Report each line of the records below that holds the word "Analytics".

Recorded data

[Start of section]

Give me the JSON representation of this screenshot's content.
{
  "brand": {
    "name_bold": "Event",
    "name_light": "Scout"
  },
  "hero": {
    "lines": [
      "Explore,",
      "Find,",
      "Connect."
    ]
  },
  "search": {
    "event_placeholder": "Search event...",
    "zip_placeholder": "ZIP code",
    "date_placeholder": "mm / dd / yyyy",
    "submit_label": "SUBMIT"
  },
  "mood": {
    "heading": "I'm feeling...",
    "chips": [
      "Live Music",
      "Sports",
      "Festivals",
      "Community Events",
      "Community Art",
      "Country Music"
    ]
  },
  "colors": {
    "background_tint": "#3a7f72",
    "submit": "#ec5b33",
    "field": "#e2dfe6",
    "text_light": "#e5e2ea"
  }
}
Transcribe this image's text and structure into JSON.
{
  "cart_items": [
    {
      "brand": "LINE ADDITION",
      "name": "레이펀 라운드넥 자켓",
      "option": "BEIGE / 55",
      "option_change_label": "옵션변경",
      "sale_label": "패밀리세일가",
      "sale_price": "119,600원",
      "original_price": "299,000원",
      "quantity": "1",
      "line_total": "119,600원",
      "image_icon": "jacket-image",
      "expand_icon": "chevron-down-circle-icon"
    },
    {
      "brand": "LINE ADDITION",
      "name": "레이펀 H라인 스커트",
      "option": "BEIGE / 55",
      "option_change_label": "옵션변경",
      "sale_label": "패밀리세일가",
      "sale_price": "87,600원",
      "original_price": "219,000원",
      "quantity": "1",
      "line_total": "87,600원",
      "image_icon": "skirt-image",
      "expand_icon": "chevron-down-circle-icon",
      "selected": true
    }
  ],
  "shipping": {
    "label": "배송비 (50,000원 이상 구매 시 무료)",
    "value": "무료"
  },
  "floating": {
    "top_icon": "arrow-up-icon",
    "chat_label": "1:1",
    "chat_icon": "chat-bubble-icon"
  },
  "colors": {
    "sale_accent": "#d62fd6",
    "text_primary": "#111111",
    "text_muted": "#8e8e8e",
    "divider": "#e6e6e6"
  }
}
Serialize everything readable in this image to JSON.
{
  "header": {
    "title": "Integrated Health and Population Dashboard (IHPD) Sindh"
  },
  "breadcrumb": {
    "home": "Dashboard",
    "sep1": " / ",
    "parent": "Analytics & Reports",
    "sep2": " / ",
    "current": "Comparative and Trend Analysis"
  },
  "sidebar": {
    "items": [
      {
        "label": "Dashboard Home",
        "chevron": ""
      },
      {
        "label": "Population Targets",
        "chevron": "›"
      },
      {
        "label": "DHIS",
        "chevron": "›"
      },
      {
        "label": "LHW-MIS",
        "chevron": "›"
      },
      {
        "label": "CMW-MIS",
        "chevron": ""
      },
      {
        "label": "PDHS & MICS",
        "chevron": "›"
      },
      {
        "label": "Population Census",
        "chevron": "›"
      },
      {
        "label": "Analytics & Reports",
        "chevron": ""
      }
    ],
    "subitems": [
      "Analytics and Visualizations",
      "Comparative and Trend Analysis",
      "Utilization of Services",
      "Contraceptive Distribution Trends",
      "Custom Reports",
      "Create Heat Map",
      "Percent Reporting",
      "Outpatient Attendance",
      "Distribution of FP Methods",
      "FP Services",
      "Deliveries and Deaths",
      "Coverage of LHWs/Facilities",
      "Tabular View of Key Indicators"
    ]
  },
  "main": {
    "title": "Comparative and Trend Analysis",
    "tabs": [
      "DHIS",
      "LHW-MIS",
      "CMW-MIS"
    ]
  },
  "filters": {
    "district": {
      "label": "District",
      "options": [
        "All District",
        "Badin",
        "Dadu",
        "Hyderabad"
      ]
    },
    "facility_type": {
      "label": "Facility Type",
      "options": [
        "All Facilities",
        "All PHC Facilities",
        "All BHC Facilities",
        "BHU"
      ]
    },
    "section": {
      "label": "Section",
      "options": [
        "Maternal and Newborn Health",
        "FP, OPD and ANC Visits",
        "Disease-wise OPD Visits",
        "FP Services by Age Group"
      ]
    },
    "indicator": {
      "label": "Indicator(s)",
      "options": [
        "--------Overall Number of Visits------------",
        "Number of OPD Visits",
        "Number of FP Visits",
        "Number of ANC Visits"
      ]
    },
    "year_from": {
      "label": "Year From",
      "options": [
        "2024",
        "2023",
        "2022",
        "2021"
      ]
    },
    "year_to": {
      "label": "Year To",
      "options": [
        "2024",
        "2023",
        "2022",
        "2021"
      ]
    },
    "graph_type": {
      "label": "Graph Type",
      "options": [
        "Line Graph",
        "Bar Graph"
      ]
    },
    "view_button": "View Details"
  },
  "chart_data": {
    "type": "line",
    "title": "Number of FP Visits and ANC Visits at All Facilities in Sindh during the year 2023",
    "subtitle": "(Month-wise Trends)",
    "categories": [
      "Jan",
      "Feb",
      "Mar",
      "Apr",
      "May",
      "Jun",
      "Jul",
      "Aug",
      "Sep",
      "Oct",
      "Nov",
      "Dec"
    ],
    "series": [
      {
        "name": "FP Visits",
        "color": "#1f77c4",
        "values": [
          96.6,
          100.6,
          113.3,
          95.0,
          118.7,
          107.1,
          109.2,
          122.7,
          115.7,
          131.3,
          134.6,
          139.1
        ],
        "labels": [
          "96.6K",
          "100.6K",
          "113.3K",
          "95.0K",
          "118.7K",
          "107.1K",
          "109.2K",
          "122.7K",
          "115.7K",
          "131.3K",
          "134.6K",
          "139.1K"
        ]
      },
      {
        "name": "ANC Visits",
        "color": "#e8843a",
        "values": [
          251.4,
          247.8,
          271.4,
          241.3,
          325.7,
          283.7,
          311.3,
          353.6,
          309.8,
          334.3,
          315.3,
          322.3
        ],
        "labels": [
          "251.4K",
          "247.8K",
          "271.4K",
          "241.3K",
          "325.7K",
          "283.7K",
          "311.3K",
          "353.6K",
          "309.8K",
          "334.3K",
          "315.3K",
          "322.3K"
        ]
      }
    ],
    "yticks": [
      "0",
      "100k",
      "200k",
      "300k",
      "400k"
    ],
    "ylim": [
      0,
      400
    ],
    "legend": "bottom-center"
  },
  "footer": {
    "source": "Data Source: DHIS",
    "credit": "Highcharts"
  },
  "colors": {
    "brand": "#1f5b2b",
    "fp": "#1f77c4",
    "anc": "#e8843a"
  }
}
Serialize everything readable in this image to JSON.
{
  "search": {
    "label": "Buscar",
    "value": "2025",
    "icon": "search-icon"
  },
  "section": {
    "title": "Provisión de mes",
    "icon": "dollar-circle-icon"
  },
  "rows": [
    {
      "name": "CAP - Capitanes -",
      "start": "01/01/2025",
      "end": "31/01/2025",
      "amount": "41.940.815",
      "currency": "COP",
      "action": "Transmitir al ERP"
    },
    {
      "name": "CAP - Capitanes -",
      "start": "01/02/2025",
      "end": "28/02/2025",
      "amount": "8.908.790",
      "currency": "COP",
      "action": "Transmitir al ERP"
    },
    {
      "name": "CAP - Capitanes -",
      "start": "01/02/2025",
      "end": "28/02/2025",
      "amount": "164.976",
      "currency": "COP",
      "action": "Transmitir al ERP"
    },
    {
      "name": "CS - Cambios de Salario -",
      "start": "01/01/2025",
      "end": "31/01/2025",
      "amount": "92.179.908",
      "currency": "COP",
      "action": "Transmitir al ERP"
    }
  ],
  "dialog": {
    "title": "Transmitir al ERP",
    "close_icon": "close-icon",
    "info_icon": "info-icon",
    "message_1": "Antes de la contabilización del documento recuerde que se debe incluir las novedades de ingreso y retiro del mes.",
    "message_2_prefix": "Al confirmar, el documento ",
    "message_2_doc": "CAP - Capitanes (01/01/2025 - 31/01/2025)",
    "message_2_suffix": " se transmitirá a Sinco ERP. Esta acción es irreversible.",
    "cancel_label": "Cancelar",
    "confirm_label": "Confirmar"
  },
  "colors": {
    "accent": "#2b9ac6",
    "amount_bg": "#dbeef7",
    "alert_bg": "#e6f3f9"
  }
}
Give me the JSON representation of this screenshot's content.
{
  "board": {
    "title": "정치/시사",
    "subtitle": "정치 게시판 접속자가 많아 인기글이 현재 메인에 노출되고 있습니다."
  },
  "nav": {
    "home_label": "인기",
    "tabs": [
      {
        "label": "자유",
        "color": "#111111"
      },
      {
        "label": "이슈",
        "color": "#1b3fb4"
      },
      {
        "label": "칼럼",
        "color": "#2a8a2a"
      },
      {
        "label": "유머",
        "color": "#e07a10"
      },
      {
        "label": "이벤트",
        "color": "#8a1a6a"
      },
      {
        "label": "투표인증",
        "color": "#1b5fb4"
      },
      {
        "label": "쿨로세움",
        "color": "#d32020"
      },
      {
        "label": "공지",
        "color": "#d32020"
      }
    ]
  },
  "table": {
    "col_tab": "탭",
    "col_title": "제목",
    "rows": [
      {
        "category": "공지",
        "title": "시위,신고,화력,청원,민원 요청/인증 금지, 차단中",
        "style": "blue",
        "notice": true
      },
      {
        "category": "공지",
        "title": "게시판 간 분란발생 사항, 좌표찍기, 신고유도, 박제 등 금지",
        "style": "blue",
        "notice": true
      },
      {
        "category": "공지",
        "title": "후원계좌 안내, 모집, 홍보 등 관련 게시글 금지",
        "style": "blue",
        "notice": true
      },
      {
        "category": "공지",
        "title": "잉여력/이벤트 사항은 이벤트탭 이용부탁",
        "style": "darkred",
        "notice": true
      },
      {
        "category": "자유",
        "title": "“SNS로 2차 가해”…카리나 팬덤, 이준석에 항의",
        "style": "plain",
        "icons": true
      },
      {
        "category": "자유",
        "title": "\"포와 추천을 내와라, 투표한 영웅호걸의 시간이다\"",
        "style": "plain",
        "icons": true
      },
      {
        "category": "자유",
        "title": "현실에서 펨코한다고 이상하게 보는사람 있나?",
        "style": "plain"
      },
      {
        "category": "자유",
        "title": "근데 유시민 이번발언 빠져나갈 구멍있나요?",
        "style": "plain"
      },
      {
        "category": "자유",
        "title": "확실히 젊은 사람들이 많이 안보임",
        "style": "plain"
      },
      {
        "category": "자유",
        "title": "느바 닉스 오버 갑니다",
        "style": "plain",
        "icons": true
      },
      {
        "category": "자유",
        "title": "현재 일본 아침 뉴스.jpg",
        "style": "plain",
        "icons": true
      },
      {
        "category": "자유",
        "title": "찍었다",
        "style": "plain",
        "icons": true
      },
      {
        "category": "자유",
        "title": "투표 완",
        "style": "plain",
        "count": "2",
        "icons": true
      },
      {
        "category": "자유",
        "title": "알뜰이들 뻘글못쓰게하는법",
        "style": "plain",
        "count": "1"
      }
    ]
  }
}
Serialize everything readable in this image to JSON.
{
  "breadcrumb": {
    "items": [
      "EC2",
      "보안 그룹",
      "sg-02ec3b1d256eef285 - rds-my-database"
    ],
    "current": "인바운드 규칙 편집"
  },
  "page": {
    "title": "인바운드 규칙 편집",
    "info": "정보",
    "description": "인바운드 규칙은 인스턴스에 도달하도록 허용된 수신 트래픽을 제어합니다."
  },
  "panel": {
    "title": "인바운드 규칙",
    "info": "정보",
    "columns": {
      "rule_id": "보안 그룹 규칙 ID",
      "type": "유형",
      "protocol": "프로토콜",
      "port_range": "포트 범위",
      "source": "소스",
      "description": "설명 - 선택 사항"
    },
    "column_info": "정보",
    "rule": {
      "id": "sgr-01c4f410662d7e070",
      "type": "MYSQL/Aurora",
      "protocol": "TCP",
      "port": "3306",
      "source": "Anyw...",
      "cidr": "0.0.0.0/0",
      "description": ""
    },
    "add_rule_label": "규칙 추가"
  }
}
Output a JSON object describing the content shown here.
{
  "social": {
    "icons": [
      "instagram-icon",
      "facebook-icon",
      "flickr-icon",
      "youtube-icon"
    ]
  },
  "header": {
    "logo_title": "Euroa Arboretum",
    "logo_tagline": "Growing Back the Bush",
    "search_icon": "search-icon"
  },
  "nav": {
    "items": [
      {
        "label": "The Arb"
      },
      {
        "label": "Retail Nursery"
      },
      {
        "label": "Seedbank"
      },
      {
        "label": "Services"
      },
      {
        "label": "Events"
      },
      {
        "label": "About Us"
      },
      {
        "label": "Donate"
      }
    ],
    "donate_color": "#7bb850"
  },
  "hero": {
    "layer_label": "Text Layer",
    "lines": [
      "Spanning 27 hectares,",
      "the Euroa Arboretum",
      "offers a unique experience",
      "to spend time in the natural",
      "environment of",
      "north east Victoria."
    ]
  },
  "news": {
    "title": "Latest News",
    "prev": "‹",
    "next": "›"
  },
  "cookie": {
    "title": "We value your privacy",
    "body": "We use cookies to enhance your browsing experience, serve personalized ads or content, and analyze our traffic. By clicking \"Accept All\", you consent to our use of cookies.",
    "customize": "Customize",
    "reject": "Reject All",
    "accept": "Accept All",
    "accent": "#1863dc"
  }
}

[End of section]

Response to the exercise:
    "parent": "Analytics & Reports",
        "label": "Analytics & Reports",
      "Analytics and Visualizations",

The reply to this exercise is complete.